Take Smart Hide Calculator, for example. The Android app appears at first glance to be a standard calculator. If smartphone calculators are allowed, your professor should approve of it without a problem. What they don't know is after entering a password, that "calculator" allows you to access any apps you decided to hide there.
With that, you can store and access cheat-sheets and test answers throughout the examination period, with your professor none-the-wiser.
Whether cell phones are allowed in the test room or not, no one will notice a split-second glance at your device. Of course, that's not enough time to unlock your phone to look for answers. So, why unlock your phone at all?
Set your lock screen wallpaper to a picture of your cheat-sheet. Formulas, facts, dates, tips, tricks, anything you can think of that can fit legibly on your lock screen. The downside here is if your phone is confiscated, it's a bit difficult to explain why all the answers to your test just so happen to be front and center on your iPhone.
This might only be feasible in a large venue, and, even then, it's incredibly risky. But if you're feeling up for it, grab a friend or two (or 32, as of iOS 12), and get your answers straight. Just make sure to get one or two people in the chat who actually paid attention in class.
FaceTime is iOS-only, but you can use any video chat method that works for your group. Alternatively, you can take pictures of your answers and send them to friends, to compare and contrast results. Again, do at your own risk — some professors might notice 32 students scanning their tests with their iPhones.

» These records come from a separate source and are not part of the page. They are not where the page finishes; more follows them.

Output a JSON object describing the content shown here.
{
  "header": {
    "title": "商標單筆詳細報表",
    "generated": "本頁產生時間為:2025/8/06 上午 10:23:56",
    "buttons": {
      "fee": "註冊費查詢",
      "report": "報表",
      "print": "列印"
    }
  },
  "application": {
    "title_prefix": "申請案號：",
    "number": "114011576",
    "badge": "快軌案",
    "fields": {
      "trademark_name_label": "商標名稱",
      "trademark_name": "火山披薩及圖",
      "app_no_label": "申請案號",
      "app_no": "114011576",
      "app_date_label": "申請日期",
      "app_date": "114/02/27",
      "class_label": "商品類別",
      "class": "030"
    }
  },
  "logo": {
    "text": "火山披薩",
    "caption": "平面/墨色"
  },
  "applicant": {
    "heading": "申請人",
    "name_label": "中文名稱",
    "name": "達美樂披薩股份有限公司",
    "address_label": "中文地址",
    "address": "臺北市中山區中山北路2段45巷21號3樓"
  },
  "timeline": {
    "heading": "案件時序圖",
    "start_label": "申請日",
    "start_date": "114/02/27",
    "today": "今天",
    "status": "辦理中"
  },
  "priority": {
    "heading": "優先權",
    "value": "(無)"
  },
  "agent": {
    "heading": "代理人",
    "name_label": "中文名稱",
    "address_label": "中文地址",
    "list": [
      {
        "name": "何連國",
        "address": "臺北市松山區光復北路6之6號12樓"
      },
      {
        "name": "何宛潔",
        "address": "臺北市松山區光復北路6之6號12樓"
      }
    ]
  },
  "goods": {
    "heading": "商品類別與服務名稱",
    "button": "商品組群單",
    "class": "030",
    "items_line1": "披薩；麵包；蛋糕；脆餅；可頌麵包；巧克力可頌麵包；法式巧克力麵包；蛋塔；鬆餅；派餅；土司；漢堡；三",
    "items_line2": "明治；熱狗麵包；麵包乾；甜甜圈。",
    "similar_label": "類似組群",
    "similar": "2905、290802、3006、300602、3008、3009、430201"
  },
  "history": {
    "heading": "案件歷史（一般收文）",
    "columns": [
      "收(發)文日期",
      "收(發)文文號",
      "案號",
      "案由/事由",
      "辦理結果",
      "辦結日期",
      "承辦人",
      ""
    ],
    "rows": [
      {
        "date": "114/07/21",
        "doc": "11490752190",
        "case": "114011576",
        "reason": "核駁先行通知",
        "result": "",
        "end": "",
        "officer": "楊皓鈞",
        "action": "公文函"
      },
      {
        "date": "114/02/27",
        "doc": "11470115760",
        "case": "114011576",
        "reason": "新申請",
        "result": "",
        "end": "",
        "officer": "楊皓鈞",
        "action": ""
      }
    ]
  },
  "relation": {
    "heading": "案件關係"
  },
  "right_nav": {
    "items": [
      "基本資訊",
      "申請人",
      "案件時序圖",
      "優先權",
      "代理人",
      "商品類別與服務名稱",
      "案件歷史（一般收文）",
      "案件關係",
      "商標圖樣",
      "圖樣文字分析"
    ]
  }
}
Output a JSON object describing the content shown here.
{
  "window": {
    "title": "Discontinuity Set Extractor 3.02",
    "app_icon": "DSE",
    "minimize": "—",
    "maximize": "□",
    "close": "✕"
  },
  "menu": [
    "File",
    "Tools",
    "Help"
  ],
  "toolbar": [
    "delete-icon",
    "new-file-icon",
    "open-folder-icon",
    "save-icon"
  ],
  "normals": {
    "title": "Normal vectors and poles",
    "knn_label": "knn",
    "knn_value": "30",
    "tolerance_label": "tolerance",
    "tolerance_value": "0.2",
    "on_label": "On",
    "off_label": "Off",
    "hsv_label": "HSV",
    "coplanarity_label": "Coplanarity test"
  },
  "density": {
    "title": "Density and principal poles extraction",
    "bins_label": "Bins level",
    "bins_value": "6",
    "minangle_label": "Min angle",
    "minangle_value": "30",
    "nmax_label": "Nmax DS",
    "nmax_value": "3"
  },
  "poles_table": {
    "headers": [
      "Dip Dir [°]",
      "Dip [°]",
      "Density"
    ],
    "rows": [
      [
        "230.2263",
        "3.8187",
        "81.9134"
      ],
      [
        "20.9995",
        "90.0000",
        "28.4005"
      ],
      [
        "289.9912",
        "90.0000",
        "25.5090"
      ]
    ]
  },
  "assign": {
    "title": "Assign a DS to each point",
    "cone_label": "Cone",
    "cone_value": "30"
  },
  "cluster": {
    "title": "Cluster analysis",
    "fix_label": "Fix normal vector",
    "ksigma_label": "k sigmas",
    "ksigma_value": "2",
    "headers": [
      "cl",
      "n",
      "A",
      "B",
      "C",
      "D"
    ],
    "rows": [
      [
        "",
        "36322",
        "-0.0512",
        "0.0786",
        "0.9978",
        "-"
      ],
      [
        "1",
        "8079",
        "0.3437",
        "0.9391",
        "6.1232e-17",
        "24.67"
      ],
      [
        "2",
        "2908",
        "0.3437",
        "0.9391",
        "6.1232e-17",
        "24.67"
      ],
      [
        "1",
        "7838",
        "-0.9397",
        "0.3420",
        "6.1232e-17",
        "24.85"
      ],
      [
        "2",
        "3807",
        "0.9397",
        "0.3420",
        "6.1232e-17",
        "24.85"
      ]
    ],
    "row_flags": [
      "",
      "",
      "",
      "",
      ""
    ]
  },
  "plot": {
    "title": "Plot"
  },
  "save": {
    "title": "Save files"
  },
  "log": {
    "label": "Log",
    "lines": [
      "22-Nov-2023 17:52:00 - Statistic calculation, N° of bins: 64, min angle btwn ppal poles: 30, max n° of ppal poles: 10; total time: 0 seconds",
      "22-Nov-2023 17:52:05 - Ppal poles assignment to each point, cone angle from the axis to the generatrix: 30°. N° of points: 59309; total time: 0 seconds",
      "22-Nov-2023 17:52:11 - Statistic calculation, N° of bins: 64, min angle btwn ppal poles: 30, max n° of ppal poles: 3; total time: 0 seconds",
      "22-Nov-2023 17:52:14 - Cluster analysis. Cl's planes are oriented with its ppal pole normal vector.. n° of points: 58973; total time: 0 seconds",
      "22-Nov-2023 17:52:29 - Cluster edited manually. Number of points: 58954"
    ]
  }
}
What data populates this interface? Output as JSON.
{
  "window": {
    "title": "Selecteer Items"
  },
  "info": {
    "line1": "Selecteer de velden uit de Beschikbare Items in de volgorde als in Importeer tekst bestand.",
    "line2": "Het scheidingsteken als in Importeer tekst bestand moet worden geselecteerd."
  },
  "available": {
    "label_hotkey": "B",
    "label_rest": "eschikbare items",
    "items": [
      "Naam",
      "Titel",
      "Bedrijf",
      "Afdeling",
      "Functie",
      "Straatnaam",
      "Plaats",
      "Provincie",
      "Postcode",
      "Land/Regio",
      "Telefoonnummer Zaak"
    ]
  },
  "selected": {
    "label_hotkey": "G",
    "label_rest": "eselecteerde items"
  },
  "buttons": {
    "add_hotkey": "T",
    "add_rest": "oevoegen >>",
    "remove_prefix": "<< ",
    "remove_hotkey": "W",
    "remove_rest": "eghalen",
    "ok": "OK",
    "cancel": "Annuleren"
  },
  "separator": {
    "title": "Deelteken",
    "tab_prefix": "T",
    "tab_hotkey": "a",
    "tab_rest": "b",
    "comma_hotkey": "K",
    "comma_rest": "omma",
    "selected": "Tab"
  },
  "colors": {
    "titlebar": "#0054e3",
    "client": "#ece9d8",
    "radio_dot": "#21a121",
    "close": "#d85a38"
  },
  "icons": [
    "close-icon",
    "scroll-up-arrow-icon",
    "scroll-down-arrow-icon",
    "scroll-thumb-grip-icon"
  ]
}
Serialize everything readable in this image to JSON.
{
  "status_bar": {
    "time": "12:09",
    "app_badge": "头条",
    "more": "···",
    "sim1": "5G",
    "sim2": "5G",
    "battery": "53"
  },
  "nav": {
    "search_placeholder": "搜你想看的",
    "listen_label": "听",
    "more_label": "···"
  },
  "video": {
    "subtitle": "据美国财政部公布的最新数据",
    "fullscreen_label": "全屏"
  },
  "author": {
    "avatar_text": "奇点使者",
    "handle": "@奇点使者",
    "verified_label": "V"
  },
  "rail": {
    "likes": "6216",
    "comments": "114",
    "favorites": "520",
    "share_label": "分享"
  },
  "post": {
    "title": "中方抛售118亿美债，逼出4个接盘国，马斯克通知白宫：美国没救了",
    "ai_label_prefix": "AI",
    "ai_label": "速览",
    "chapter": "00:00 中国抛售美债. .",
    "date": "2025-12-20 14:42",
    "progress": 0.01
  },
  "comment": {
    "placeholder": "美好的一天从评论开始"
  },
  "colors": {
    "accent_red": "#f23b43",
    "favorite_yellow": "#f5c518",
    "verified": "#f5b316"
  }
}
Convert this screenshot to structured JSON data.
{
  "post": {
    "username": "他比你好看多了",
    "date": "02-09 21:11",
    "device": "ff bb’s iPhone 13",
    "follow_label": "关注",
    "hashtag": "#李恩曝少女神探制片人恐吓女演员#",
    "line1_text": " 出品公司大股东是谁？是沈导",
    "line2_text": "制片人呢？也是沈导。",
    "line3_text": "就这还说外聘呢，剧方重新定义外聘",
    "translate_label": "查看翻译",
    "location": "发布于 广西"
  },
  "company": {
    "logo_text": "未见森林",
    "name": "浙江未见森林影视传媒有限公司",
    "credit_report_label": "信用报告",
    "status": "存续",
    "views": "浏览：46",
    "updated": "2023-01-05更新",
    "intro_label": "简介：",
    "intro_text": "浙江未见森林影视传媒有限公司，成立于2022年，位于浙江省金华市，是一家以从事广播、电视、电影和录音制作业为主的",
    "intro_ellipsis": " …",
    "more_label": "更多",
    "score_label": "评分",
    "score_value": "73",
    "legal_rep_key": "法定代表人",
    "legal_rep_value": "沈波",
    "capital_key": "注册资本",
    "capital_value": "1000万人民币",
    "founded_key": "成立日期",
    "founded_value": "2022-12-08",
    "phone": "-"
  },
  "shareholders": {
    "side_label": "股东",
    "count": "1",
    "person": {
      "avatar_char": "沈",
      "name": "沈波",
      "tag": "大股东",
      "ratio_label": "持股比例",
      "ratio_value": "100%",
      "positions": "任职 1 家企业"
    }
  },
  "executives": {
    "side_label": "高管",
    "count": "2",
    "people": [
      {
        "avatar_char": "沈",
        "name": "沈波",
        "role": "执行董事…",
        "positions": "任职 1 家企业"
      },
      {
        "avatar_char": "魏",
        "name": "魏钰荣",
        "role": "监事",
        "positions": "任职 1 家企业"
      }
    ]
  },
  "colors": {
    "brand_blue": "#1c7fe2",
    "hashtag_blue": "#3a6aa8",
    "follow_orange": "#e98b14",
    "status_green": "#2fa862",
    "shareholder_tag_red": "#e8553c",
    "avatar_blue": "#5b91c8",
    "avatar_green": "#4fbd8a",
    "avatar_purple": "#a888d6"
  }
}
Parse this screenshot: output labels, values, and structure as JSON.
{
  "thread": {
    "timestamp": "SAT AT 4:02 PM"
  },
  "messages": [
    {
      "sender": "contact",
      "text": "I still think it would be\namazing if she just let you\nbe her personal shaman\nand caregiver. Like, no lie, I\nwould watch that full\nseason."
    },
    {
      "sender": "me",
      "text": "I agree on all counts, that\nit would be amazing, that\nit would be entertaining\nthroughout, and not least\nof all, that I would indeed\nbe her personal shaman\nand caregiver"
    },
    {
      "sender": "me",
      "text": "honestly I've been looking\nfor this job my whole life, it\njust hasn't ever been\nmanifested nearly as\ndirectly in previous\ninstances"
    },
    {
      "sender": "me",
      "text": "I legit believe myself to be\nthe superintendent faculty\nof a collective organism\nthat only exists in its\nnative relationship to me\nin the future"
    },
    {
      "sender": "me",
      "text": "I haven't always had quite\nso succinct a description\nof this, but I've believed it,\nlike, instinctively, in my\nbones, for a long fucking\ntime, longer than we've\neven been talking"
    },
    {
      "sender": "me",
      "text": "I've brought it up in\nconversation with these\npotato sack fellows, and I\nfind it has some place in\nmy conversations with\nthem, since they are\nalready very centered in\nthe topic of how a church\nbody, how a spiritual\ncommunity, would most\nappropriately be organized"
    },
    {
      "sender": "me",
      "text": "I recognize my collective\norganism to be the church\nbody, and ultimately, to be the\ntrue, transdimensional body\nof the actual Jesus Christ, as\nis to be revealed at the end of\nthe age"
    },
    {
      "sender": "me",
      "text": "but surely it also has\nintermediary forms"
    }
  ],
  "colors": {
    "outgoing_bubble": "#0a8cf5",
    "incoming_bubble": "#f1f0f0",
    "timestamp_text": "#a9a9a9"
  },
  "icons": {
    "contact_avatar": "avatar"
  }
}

This one's pretty low-tech, but hey, whatever works. Sneaking cheat-sheets into tests is a method old as time, but of course, the risk of getting caught is relatively high. With the prevalence of smartphones, and their cases, the opportunity to hide a cheat-sheet shouldn't be dismissed.
How you implement this one is up to you, and the culture of the test room. If phones are allowed to be out, it shouldn't be too difficult to lift the phone out of its case to sneak a peak every now and then. If phones are banned, that gets a little trickier. In either case, you might want to look into a phone cover like this, with a storage compartment on the back. That way, you have easy access to your cheat sheet, whether you can keep your phone out in the open or not.
Now, I know you aren't going to get caught. You're too savvy for that. However, even the best need a backup plan. You don't want your professor — or a college dean — getting a look at the damning evidence on your phone. You need plausible deniability.
If using an iPhone X, learn how to quickly disable Face ID so no one can force you to unlock your phone. Even if you don't have Face ID, setting a strong passcode can mean the difference between your professor unlocking all of your secrets, and them not being able to prove a darn thing.
At the end of the day, your smartphone is a tool, capable of helping you pass that test you were "too busy" to study for. Hey, we aren't judging. Just don't tell them where you got the idea.